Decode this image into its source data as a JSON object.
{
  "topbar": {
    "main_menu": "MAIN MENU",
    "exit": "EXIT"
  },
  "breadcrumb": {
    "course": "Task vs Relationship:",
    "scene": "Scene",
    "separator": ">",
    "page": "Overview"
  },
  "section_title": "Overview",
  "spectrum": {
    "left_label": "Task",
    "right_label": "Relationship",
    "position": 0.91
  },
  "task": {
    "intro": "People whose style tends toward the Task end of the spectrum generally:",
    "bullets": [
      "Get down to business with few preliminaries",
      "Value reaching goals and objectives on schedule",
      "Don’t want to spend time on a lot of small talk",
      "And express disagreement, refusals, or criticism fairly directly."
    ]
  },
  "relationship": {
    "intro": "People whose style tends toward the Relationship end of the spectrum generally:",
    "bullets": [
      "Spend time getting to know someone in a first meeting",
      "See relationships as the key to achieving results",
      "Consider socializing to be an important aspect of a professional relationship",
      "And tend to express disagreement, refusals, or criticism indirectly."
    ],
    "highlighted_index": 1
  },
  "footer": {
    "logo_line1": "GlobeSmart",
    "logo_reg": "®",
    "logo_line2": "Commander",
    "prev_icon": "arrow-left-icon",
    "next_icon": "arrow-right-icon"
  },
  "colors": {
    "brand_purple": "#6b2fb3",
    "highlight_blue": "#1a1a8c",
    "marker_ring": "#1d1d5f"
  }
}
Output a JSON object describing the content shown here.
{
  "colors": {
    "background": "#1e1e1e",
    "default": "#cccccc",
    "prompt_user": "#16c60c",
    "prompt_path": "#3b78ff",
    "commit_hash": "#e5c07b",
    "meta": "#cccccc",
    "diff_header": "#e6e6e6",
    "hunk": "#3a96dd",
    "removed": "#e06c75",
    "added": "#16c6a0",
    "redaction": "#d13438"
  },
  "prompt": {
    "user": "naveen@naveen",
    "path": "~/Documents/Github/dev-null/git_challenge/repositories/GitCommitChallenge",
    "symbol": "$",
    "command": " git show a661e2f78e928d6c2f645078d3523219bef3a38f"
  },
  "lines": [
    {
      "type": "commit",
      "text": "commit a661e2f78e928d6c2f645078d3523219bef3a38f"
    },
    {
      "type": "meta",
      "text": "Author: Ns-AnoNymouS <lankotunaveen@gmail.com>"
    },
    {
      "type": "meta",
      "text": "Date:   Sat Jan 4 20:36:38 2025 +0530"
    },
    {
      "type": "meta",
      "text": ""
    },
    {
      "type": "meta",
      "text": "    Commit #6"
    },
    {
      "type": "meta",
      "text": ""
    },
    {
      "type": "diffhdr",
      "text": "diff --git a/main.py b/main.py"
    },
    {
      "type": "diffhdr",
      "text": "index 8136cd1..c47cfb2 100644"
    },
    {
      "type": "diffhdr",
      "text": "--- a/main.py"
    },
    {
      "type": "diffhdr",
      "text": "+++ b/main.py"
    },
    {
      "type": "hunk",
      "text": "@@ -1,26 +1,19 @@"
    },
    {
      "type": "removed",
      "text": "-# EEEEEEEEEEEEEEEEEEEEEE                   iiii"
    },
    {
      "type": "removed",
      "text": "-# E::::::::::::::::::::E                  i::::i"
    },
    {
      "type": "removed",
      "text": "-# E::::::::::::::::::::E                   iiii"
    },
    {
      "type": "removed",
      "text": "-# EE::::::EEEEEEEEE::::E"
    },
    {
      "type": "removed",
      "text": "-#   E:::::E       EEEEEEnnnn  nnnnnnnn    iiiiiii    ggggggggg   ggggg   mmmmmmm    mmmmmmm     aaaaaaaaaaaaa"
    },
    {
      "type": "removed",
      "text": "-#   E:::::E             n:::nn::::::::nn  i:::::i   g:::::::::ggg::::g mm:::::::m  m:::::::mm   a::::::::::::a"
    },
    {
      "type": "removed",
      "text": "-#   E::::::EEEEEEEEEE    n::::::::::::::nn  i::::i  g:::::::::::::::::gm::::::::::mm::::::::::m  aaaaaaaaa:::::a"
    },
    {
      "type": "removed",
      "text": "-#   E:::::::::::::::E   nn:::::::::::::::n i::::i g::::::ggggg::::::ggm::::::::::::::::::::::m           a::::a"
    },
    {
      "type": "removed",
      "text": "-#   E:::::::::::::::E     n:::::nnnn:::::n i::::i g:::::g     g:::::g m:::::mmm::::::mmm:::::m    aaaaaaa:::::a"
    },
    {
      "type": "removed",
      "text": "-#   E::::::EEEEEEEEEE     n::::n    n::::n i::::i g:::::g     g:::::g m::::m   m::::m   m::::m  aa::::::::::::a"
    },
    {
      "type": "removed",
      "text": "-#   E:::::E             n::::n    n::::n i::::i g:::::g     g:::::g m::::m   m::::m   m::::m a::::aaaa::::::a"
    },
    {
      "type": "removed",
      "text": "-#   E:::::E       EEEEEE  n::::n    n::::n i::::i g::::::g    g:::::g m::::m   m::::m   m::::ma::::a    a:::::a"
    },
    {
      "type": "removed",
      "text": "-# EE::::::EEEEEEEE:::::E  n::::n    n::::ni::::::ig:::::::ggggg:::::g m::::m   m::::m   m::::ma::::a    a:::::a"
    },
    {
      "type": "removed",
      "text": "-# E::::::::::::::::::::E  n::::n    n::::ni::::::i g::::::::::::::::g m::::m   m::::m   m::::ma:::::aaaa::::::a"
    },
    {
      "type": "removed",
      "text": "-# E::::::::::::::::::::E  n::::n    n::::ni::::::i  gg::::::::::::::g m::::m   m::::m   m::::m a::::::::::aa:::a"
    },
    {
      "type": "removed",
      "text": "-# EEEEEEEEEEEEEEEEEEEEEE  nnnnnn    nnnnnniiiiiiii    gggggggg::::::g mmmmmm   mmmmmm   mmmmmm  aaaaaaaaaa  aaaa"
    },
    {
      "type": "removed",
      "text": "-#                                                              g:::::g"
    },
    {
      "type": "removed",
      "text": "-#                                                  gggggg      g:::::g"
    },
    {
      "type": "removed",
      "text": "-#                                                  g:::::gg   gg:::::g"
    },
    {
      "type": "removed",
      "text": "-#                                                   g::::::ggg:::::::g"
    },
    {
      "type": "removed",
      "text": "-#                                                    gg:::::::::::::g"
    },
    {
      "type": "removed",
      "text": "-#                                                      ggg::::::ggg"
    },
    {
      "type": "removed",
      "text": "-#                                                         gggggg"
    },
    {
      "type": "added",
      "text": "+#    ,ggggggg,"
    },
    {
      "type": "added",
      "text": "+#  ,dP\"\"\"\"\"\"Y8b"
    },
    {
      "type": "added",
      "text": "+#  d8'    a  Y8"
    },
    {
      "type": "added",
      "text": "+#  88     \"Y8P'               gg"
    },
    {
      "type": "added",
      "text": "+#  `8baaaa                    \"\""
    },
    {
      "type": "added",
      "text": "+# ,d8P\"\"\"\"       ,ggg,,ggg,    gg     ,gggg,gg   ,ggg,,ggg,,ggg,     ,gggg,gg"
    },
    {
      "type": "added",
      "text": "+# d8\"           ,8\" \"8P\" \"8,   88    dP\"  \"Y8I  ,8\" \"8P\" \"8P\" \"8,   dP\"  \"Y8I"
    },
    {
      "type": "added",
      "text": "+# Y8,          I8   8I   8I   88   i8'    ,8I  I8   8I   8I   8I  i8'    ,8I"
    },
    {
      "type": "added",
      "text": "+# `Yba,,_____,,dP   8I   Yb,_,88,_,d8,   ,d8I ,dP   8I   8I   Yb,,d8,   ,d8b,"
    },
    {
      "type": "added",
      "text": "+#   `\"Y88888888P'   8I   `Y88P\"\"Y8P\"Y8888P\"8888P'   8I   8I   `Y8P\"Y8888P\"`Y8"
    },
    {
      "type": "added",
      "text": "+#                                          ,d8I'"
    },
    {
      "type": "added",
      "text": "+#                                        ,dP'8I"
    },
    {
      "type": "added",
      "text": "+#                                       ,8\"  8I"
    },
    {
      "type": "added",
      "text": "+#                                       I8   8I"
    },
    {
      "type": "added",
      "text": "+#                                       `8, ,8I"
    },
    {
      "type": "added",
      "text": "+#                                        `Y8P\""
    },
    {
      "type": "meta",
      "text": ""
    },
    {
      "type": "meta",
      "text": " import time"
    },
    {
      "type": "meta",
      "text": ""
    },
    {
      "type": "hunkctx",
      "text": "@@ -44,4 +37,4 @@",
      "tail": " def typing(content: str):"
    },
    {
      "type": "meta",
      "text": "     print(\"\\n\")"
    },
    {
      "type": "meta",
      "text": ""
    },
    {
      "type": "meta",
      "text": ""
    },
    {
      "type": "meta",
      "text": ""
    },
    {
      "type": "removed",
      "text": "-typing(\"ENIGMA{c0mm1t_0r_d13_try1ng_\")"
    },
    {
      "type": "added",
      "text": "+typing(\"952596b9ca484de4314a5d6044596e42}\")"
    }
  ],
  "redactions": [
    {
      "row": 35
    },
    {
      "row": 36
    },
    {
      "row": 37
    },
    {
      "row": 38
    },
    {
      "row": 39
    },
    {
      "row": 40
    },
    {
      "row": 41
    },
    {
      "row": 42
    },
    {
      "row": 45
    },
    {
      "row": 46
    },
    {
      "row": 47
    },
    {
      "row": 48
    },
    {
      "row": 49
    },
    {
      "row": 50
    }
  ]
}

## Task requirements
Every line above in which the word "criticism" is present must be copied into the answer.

## Written response
      "And express disagreement, refusals, or criticism fairly directly."
      "And tend to express disagreement, refusals, or criticism indirectly."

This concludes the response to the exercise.